The University of Toledo’s Board of Trustees recently heard a proposal to convert Rocket Hall into a new alumni center.
The UT Foundation hopes to use the land to create a newer and better location where the university’s constituents will be able to gather, according to Matthew Schroeder, the vice president of real estate and business development at the UT Foundation.
Regarding the plans for the new alumni center, Schroeder said the goal is to create “truly a special place for our alumni to engage with their alma mater,” and an alumni center “really fosters the ongoing growth of what I’ll describe as our constituent base.”
Jason Toth, associate vice president of facilities and construction, said the plan is still in its conceptual phase, and there is not a clear plan yet on what will happen with the various services currently housed in Rocket Hall.
“The parcel of land on which Rocket Hall sits is an attractive site for an alumni center given several factors,” Toth said.
These factors included close proximity to retail development at Gateway, the possible future growth in phase two of Gateway along Dorr Street, and the strong possibility of the new interchange off I-475 at Dorr Street.

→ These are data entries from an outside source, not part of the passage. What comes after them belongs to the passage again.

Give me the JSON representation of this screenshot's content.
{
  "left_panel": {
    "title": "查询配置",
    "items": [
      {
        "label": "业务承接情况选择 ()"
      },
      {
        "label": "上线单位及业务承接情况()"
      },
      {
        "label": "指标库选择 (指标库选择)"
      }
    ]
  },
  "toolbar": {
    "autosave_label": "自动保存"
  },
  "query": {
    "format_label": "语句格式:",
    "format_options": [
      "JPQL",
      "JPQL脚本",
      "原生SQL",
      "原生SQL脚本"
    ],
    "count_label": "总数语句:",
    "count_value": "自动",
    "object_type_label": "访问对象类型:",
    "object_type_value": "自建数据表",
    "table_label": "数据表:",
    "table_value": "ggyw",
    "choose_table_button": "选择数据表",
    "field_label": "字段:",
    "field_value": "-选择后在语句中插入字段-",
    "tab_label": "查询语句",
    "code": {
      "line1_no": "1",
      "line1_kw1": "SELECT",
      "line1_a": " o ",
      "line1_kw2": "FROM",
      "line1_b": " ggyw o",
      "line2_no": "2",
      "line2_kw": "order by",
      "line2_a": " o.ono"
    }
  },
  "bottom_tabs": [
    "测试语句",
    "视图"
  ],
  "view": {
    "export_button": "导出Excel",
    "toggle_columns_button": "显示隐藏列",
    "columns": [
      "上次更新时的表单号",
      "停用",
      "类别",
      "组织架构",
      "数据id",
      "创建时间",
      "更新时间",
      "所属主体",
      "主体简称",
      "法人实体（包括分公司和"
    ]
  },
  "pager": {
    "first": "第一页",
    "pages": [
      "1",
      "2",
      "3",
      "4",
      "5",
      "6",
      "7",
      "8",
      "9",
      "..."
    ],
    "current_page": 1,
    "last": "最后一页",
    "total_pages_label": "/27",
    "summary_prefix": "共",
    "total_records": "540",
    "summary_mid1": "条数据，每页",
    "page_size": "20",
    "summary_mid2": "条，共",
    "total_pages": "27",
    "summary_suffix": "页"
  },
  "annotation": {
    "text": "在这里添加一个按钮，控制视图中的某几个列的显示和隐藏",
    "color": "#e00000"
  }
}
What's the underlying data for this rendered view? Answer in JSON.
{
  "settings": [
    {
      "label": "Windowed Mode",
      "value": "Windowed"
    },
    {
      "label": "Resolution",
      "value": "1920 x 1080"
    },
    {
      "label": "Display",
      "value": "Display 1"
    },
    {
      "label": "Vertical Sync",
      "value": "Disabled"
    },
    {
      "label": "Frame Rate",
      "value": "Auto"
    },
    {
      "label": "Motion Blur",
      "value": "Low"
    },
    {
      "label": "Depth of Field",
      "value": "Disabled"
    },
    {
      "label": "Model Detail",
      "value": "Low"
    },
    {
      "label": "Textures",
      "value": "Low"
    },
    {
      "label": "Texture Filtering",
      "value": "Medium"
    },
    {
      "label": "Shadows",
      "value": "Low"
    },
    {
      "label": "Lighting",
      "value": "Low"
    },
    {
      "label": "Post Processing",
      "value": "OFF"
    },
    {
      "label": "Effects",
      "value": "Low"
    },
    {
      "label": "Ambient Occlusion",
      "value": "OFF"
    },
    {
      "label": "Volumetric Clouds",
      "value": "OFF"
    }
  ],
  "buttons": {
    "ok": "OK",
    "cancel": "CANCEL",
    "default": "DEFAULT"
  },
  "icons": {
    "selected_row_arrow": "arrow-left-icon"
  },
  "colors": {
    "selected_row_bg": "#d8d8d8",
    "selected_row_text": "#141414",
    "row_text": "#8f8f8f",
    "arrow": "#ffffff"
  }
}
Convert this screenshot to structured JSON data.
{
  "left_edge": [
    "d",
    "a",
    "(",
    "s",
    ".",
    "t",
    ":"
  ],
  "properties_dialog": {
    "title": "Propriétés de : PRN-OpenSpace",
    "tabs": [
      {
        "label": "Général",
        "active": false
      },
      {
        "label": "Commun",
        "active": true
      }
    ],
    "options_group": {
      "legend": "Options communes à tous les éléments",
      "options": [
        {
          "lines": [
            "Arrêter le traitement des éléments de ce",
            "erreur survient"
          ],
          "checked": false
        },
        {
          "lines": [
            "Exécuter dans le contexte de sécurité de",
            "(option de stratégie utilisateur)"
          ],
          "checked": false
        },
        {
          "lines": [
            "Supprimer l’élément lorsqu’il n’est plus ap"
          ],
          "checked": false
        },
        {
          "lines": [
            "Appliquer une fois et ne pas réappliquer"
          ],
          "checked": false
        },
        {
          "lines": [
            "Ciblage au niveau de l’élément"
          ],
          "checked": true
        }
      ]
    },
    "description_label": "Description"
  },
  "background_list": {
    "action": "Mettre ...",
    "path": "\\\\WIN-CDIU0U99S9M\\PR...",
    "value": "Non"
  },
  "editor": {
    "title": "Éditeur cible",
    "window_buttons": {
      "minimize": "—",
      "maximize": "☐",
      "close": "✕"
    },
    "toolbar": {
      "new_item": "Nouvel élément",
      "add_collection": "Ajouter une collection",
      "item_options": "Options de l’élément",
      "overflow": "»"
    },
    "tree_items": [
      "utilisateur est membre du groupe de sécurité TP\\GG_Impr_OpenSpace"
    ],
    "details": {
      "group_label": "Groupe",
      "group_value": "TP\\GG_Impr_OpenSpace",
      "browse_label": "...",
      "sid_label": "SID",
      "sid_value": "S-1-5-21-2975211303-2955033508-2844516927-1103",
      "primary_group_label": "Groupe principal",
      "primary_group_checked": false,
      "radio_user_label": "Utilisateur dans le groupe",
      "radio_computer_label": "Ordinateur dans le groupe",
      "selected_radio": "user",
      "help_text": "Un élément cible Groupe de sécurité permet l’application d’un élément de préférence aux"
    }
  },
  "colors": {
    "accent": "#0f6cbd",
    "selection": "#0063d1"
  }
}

Schroeder said the university has roughly 140,000 alumni and about 100,000 donors the center would be home to, and about 48 percent of them are in the northeast Ohio or southwest Michigan area.
“We’re on the precipice of seeing a rebirth in fundraising, and fundraising cultivation,” Schroeder said, “and a critical component of that is the facilities that help to facilitate that overall cultivation.”
The proposal received a mixed response from groups located within Rocket Hall, specifically in regards to relocation of certain services housed there.
“There’s definitely some issues that you’re going to encounter and the biggest one is the cost of moving our media would be huge,” said Jackie Layng, a professor of communications whose office is located in Rocket Hall. “I can’t see that being in the university’s best interest of cost efficiency.”
Layng said that unless the university can create a building specified for the communications department, it would not make sense to move the department from their current location in Rocket Hall.
“If we’re going to move, you’ve got to move us to a place that makes functional sense for us, for the students to do what they need to do in their field,” Layng said. “So I don’t think it is necessarily a bad idea. It’s just in early stages.”
Not all services in Rocket Hall are concerned about the move, however. Will Pecsok, associate director of the Counseling Center, said he finds no issue with the new proposal.
“I’m assuming we would have enough advanced notice that we could inform students. We’ve moved a few times before,” said Pecsok. “I’m sure we’ll be able to handle it in the future.”
Pecsok said the counseling center could even benefit from relocation considering that they are currently cramped in the office they hold in Rocket Hall.
Schroeder said the proposal has not been finalized yet, and will be taken back to the board for approval in the upcoming months.